A 17-metre long ship traverses the hall, suspended. As if emerging from the ocean floor, it unloads hundreds of books sealed in beeswax. This is the imagined vessel steered by Dapunta Hyang Sri Jayanasa, the first Malay king of the 7th century Srivijayan Empire. Alongside, portraits of Mak Yong (ancient Malay opera) performers are featured as living witnesses to a history cast in darkness.
Zai Kuning’s synthesis of forgotten histories and disappearing traditions is “full of magic, mystery and beauty” (Karim Raslan, South China Morning Post). As the first contemporary visual artwork to ambitiously uncover and interpret ancient regional history, the vessel and its variations have been exhibited in Ota Fine Arts (Singapore, 2014), Institute of Contemporary Arts (ICA) (Singapore, 2014), Esplanade – Theatres on the Bay (Singapore, 2015), Art Basel Hong Kong (2015), Palais de Tokyo (Paris, 2015), and the 57th Venice Biennale (2017).
This is the homecoming of the highly acclaimed work to T:>Works, which supported Zai Kuning from as early as 2001 in his explorations of Orang Laut culture. Audience members can expect to gain fuller insights into a 20-year long journey that has taken the artist to encounter the orang laut (sea people), Mak Yong performers, and the lost world of the Malay kingdom.
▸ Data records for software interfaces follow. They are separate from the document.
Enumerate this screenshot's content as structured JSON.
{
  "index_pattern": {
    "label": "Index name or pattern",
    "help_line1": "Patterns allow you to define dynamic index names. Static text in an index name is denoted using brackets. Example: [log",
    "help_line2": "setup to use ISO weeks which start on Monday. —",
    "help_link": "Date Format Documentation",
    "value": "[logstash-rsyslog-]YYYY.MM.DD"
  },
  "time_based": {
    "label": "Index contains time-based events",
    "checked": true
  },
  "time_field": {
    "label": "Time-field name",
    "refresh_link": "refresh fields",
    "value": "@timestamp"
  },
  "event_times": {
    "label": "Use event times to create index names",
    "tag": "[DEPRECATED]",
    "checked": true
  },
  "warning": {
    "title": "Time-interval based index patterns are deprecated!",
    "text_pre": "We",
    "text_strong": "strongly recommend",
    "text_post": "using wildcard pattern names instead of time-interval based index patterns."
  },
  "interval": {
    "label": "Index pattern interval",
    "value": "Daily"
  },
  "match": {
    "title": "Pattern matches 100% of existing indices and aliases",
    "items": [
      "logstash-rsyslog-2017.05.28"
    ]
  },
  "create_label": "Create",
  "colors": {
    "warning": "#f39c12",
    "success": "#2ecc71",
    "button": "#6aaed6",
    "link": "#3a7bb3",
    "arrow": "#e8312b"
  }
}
A performance with musician Mike Cooper will breathe life to a new film, “Chronicles of Amnesia”, that captures Zai’s extraordinary sojourn. Archaeologist John N. Miksic and art historian T. K. Sabapathy will each give a lecture on the geographical, historical, cultural, and artistic symbols that exist in Dapunta Hyang’s world.
T:>Works is proud to present this exceptional work that communicates the urgent need to resurface questions on how knowledge has been transmitted, manipulated and directed across time and space to inform us of our present realities.